It's long been more than 100 years since Park City's mining heyday. But it wasn't until last month that the City Council put its foot down on old mine hazards, fearing more skiers and dogs could take a surprise plunge down an abandoned shaft.
In separate incidents in 2009, a skier and a dog fell into mine shafts, according to a report to the Park City Council. Both survived.
Park City is almost entirely private land rather than national forest, like many Utah ski areas and was pock-marked with tunnels and shafts during boom years in the late 1800s and early 1900s , said City Councilwoman Liza Simpson.

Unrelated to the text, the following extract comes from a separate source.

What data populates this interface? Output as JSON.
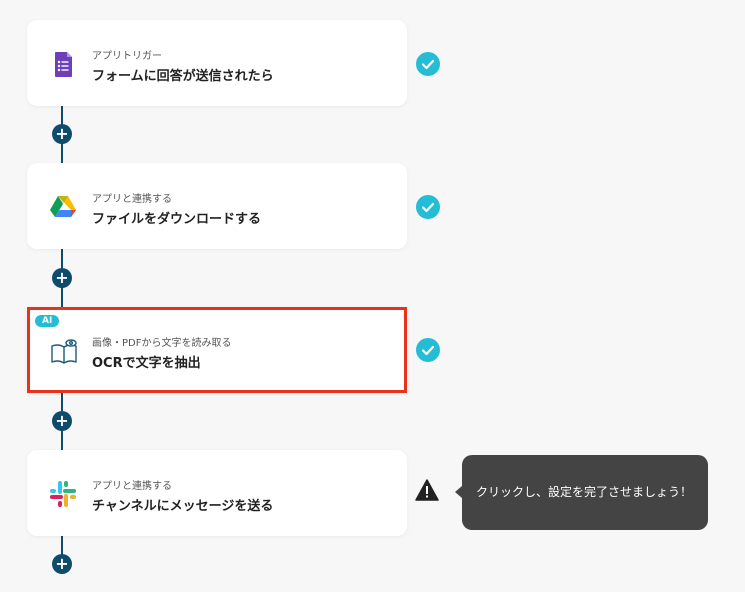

"The mining claims map of Park City looks like a dozen drunk monkeys trying to put together a puzzle," she said. "Shafts and tunnels are all over the place."
According to the new ordinance, large property owners must "abate or close" mine hazards. If the owner fails to take action, the city can cap the tunnel or shaft and recover costs from the property owner.
The move comes as Deer Valley and Park City Mountain Resort have expanded skiing terrain. In addition, Park City has become a summer destination with hundreds of miles of hiking and biking trails.
"The likelihood that someone would fall into a shaft isn't that great," said Mayor Dana Williams. "But we do have hundreds of miles of tunnels under the city."
The ordinance is aimed at property owners with 10 or more acres.
The Utah Division of Oil, Gas and Mining has closed some mine sites in Park City with consent of property owners, according to the report by Joan Card, the city's manager of environmental regulatory affairs. But other property owners have not consented to the state's efforts.
The ordinance requires land owners to conduct a search for mine hazards by Nov. 1, 2012, and submit an inventory and mitigation plan to Park City by Dec. 1, 2012. Closure of mine hazards must be completed by Dec. 1, 2015.
"We're not dictating the way they get mitigated," Simpson said. "They just need to be sealed so the random person can't wander in or fall in."
United Park City Mines and Deer Valley resort are among the large property owners in Park City. Officials of those resorts could not be reached for comment Wednesday.